━━━━━ Data listing

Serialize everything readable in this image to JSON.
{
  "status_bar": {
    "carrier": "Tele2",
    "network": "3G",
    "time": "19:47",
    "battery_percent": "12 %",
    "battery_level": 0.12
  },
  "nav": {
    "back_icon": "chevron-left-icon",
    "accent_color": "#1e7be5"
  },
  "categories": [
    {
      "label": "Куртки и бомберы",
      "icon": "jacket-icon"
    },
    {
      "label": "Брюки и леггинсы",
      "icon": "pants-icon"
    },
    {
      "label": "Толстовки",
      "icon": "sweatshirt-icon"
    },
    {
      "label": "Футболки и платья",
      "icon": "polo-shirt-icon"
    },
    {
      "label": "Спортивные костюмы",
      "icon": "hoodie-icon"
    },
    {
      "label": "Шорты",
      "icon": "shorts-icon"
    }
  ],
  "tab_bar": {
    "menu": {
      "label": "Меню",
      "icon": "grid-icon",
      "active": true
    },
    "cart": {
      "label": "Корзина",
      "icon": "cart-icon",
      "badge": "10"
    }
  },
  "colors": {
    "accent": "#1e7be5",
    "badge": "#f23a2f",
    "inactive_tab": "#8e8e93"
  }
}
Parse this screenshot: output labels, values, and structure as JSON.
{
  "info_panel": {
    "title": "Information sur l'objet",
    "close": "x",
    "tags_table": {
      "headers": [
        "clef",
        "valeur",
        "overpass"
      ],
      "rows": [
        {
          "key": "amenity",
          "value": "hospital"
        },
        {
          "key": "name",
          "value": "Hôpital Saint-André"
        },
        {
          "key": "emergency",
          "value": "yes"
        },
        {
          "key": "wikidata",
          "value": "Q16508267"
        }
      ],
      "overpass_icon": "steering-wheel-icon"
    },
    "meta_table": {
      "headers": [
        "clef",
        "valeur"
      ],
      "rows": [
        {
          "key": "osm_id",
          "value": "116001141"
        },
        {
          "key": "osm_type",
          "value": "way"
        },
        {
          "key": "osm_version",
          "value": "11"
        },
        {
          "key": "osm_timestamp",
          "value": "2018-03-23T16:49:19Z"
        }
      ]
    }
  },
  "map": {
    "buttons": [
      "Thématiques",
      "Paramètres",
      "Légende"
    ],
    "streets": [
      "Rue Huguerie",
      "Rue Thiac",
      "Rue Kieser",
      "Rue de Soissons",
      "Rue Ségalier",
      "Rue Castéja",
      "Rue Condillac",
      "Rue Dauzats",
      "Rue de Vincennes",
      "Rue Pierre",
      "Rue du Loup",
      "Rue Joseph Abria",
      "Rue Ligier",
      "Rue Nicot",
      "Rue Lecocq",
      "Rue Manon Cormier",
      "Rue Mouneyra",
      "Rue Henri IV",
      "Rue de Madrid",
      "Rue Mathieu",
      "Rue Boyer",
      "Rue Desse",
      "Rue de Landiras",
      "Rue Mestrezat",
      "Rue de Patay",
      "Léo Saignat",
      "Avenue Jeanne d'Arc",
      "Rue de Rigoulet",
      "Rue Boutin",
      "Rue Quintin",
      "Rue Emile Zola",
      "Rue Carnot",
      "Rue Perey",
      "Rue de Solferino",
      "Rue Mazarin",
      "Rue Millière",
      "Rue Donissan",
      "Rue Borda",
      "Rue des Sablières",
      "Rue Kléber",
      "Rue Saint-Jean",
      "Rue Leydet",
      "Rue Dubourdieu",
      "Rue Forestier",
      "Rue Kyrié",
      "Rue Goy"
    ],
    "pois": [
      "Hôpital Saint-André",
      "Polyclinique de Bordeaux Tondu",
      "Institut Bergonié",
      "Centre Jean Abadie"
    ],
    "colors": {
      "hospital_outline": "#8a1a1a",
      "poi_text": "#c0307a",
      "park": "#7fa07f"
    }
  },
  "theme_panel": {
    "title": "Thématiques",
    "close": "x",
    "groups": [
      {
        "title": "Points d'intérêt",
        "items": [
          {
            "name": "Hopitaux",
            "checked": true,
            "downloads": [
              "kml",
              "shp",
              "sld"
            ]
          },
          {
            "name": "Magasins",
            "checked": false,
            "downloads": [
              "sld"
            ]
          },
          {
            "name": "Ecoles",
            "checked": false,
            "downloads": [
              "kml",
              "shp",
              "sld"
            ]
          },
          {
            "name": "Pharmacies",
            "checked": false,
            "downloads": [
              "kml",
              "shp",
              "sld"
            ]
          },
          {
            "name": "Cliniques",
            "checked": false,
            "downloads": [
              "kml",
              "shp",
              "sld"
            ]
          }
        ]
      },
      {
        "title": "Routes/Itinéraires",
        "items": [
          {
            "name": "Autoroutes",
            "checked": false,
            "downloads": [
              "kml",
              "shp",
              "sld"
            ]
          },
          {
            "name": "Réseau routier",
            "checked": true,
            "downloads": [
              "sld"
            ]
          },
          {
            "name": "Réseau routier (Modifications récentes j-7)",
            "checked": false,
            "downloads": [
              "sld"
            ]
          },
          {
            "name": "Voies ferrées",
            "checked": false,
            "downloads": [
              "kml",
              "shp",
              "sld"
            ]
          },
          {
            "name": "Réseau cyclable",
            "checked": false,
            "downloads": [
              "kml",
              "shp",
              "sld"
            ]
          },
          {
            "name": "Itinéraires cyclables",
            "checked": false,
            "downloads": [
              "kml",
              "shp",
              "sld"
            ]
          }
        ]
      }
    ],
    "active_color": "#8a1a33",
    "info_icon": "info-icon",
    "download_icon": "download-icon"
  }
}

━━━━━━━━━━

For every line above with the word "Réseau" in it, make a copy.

_Completed task_
            "name": "Réseau routier",
            "name": "Réseau routier (Modifications récentes j-7)",
            "name": "Réseau cyclable",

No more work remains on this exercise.